TASK DESCRIPTION ▸ Return, from the data below, each line that contains the word "fixo".

══════

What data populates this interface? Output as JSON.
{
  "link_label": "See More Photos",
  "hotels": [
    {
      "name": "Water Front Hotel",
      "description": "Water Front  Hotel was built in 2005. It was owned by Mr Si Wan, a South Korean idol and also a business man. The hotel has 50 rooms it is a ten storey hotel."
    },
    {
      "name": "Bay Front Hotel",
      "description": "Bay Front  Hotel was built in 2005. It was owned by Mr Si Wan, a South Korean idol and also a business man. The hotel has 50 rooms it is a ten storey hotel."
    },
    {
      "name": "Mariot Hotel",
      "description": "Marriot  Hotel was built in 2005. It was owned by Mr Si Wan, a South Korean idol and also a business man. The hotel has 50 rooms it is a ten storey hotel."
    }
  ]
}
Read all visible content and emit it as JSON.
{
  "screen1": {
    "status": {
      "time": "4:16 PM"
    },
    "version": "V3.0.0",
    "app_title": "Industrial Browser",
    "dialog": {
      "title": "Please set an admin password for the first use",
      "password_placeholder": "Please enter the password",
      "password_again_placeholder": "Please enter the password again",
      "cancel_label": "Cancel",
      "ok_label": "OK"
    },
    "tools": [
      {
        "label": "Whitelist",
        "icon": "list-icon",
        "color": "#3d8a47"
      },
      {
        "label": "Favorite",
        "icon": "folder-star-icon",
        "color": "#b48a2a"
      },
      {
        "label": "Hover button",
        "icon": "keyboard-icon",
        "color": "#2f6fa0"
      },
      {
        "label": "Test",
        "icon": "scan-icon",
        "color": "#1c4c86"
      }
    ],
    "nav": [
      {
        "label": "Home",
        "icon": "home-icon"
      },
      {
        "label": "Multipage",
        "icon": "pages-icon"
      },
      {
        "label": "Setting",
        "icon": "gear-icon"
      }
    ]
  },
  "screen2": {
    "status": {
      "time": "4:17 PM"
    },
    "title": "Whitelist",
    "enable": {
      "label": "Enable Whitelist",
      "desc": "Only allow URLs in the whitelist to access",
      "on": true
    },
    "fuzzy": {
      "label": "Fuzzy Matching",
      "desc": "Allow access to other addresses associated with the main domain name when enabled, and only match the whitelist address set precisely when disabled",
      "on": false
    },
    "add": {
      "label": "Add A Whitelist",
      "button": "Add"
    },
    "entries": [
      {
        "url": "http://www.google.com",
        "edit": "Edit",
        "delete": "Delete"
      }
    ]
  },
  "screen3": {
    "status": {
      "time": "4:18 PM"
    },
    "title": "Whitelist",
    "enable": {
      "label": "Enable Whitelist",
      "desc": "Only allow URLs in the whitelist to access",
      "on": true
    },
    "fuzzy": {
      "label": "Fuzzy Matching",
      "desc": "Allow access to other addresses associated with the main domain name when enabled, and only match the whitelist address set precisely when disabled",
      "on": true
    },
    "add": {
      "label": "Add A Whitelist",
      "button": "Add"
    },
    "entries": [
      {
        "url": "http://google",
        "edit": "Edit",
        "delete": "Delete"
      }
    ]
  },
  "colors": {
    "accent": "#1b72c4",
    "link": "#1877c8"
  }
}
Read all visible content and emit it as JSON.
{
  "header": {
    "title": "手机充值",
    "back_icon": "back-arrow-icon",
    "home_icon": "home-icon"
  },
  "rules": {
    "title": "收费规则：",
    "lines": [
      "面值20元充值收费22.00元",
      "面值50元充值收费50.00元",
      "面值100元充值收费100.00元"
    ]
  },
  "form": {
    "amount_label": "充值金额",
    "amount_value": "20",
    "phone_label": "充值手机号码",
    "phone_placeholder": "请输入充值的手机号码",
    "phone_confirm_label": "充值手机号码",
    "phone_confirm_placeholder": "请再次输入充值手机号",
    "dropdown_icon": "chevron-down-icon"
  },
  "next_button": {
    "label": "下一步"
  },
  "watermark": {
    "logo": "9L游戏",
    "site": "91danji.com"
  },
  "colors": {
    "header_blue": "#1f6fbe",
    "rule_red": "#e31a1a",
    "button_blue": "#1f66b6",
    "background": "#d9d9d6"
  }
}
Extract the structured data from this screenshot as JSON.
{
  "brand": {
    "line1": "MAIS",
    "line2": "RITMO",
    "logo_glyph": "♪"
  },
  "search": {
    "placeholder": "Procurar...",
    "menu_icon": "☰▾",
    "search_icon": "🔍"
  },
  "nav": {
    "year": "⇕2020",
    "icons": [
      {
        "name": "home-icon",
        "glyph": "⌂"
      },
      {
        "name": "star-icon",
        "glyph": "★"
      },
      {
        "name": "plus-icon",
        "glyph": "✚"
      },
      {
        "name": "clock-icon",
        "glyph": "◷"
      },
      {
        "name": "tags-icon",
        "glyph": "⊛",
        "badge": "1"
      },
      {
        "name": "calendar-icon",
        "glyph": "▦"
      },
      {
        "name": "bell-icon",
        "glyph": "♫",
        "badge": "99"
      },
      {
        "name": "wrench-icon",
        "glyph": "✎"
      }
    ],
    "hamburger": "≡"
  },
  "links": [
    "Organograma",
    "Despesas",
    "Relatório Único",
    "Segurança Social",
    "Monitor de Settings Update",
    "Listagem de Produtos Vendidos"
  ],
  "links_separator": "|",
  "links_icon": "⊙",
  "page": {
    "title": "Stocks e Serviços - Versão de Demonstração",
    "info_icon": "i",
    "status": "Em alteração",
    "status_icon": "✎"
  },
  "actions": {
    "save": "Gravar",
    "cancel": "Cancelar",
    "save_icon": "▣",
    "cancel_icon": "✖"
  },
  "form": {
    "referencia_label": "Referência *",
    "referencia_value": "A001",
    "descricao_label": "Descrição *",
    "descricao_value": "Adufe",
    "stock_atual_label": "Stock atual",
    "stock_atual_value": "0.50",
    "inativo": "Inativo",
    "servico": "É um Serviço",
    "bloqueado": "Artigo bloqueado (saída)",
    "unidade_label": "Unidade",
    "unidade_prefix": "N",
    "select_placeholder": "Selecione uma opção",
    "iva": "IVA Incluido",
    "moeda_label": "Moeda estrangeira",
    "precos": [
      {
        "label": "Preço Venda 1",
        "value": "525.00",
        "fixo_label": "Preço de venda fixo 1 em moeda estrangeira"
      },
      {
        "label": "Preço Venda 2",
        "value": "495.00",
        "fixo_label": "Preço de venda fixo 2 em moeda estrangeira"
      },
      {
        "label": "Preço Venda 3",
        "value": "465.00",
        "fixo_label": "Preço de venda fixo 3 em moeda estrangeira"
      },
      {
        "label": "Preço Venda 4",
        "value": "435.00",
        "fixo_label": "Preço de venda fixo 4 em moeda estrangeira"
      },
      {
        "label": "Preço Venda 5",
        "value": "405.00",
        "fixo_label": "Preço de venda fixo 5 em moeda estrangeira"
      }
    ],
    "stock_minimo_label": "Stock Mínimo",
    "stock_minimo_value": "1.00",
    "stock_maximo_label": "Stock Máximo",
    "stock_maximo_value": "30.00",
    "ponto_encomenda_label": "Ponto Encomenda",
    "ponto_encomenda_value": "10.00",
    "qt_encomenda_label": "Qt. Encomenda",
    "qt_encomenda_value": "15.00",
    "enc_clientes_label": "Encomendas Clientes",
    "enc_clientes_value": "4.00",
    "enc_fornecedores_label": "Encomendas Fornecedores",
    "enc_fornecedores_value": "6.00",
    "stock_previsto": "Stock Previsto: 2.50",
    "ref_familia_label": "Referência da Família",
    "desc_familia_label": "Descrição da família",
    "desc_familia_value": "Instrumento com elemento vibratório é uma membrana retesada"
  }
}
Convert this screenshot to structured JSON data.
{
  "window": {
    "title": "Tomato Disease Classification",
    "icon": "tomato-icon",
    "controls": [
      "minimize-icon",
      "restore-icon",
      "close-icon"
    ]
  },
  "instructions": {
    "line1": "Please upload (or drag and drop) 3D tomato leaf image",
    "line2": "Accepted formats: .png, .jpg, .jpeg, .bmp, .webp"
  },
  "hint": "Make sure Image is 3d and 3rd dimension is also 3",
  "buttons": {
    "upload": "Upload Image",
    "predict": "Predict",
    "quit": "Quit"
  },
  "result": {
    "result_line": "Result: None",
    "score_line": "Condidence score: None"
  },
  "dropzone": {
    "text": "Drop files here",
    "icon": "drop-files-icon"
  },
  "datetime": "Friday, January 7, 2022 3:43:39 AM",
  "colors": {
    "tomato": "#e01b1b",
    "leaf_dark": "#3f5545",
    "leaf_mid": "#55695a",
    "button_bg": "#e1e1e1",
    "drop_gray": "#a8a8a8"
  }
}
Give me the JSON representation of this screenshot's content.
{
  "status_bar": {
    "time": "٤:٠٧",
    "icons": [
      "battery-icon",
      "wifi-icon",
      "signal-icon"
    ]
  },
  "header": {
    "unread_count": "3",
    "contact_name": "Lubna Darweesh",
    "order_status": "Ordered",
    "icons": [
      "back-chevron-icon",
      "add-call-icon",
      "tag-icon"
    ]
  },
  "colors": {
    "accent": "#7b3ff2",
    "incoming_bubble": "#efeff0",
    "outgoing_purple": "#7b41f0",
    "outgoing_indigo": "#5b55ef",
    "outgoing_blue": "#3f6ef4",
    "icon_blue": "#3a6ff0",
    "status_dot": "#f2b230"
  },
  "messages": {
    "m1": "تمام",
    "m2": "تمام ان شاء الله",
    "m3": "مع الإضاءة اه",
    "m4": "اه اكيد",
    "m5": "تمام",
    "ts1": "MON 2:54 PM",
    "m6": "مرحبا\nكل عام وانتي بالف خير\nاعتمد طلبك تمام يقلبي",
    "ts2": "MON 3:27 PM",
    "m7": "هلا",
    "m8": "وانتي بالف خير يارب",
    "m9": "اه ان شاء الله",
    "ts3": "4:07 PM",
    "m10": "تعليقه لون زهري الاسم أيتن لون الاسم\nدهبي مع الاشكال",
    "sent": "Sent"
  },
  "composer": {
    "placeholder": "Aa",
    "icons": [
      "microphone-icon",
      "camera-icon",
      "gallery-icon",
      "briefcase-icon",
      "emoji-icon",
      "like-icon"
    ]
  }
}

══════

EXERCISE SOLUTION ▸
        "fixo_label": "Preço de venda fixo 1 em moeda estrangeira"
        "fixo_label": "Preço de venda fixo 2 em moeda estrangeira"
        "fixo_label": "Preço de venda fixo 3 em moeda estrangeira"
        "fixo_label": "Preço de venda fixo 4 em moeda estrangeira"
        "fixo_label": "Preço de venda fixo 5 em moeda estrangeira"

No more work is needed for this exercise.